Long before recorded history, humans identified divinity in the natural world. Across the globe, cave paintings and petroglyphs represent the land, the animals and the supernatural. Prehistoric burial mounds and henges of Northern Europe align with equinoxes and solstices. At Newgrange in Ireland, decorated stone carvings record the phases of the moon and depict rays emerging over the horizon at sunrise. Contemporary viewers can only infer the exact meanings of these monumental relics, etched with waves, spirals and diamonds juxtaposed with recognizable imagery.

As contemporary innovation, architecture, technology and design increasingly position each person as the master of their own exclusive universe, the artists in Concerning The Spiritual In Landscape have humbly venerated the life-giving light, ever-present matter and perpetual cycles of nature that bring forth all things.

Martha Armstrong, Larry Francis, Mari Elaine Lamp, Bruce Pollock, Jeffrey Reed and Celia Reisman have found a form of sanctity within cities and suburbs. In their works, highway bridges become cloisters. Powerlines reference crosses from Abrahamic faiths. Glimmering sunlight offers a taste of milk and honey as it streams through familiar manmade structures.

Venturing further into Arcadia, Perky Edgerton, Kurt Moyer, and Thomas Paquette practice shinrin-yoku, or “forest bathing”, in the sacred atmosphere of the woods. Rich and complex colors in their works suggest a potpourri of smells, sounds and sights, veritable field guides to the Divine. Douglas Martenson exalts a saintly boulder on the rocky shores of coastal Maine, while Ann Lofquist paints pastoral panoramas and picturesque suggestions of a promised land.

Colleen McCubbin Stepanic and Ying Li’s vivacious colors praise the environment’s plentiful foliage and flowers. Likewise, Michael Gallagher, Kati Gegenheimer and Bethann Parker observe compelling patterns in nature. For Gallagher, human perception is in constant dialogue with the earth’s landscape, opening philosophical inquiries into what exists and what is known. Gegenheimer and Parker document the cycles that chronicle life, such as the rising and setting of the sun, interpreting preserved teachings in their painted works.

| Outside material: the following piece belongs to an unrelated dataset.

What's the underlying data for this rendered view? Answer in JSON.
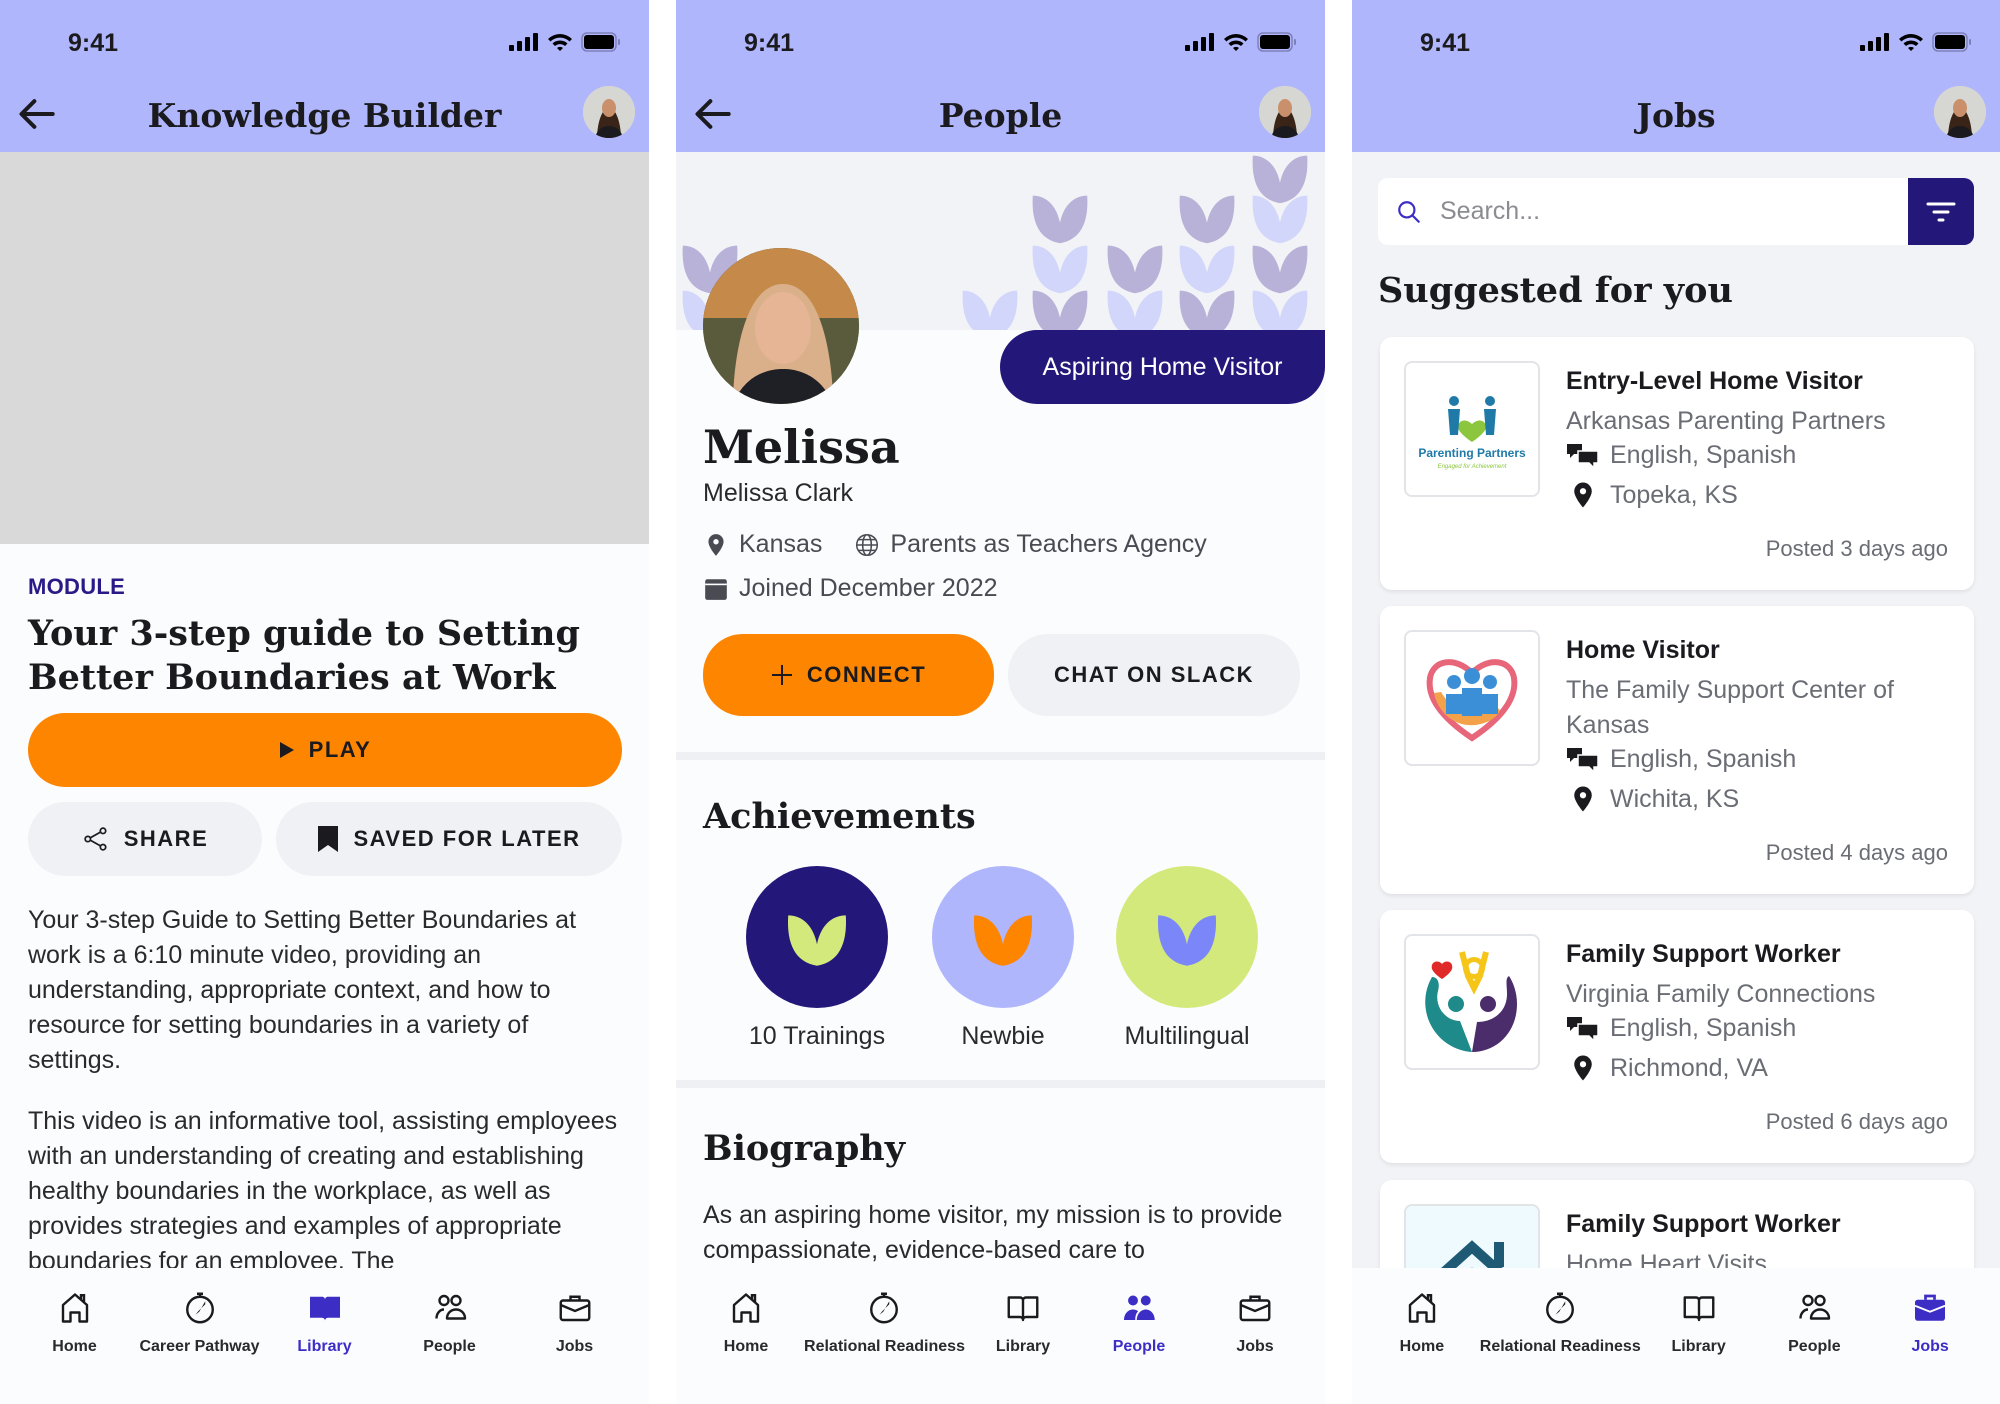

The ineffable bond between landscape and spirituality attests to the intimate connection and reverence humankind has had for the natural world since the earliest forms of material culture. In Concerning The Spiritual In Landscape, the perceptibly divine is on full display, enriching our lives, both collectively and as individuals.